Incidents like this bring the subject of guns under a microscope. But criminals having guns and law-abiding citizens having guns are two different things.
Do laws protect us from public shootings?
We have laws that prohibit criminals from carrying weapons. We also have laws that make it illegal to shoot people. But if a person has decided they don’t care about the consequences of laws or even if they live, how can they be stopped? Making more laws and restrictions is not the answer. Being able to stop the shooter as quickly as possible yields the best results. Waiting for the police is not always the quickest way to stop a shooter. Police respond as fast as possible when they get the call, but they don’t know what they don’t know. When a shooting takes place, they can’t respond until it’s already happening and someone has called them.
When teaching CCW classes I remind the students that we (law enforcement) do not have a crystal ball that tells us where to be and when. Like it or not, the police are mostly a reactive agency. Something happens and we respond. But a lot can happen in a short period of time, and by then it could be too late. The “no guns allowed” sign and all the laws in the world cannot stop someone from physically carrying out a violent act if they no longer care about laws and consequences. Laws have the most effect when the consequences of breaking those laws are carried out. Our society has failed miserably at that, and criminals are constantly being released from prisons and jails only to commit more crimes. But that discussion is for another day.
Guns in Public Places — Good or Bad?
The most obvious and most argued reason why guns are dangerous in public places is that if an armed citizen is trying to help and starts shooting toward the bad guy, they could hit someone else in the process. Another argument is that police will have a harder time stopping the shooter if there are multiple people shooting guns when the police arrive. Could any of these things happen? The answer is yes, but is this a common issue every time there is a mass shooting? That answer, my friend, is no.
On July 17, 2022, Elisjsha Dicken shot and killed a person who opened fire in the food court of an Indiana mall. Three people were killed before Dicken fired 10 rounds, stopping the shooter without injuring anyone else. If he had not acted, this would have no doubt been another large-scale mass shooting in the history books. There were no armed citizens at Luby’s Café, and 23 people died. The Virginia Tech shooting ended with 33 people murdered. That list could go on and on.
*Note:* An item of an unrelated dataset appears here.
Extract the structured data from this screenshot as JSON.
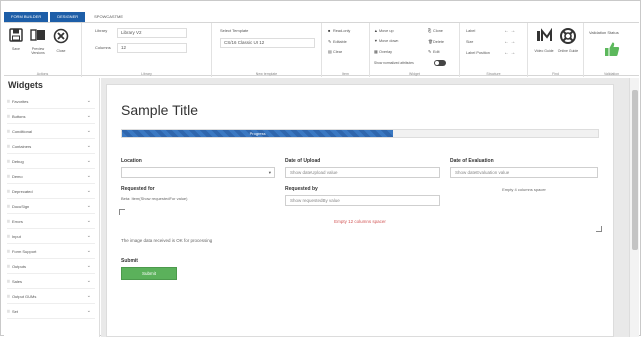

While the arguments against guns in public places should be taken into consideration when training, it doesn’t address the problem. It only addresses a ‘what if’ scenario and not the real issue. Arguments against guns in public places also open the door for gun restrictions and therefore restrict the rights of the American people. This goes much deeper than just the argument about carrying a weapon in public. It gives more control and power to the government, and they are not supposed to have all the power. The people are.
Every law-abiding citizen should have the right to carry a weapon for self-defense. The most populated areas are the most vulnerable places to be. If someone starts shooting, someone with a gun needs to stop them. This could be the police or a law-abiding citizen who decides to act because the police are not there yet. For those who choose to carry in public areas, train with your weapon and be familiar with the holster and weapon you have chosen to carry.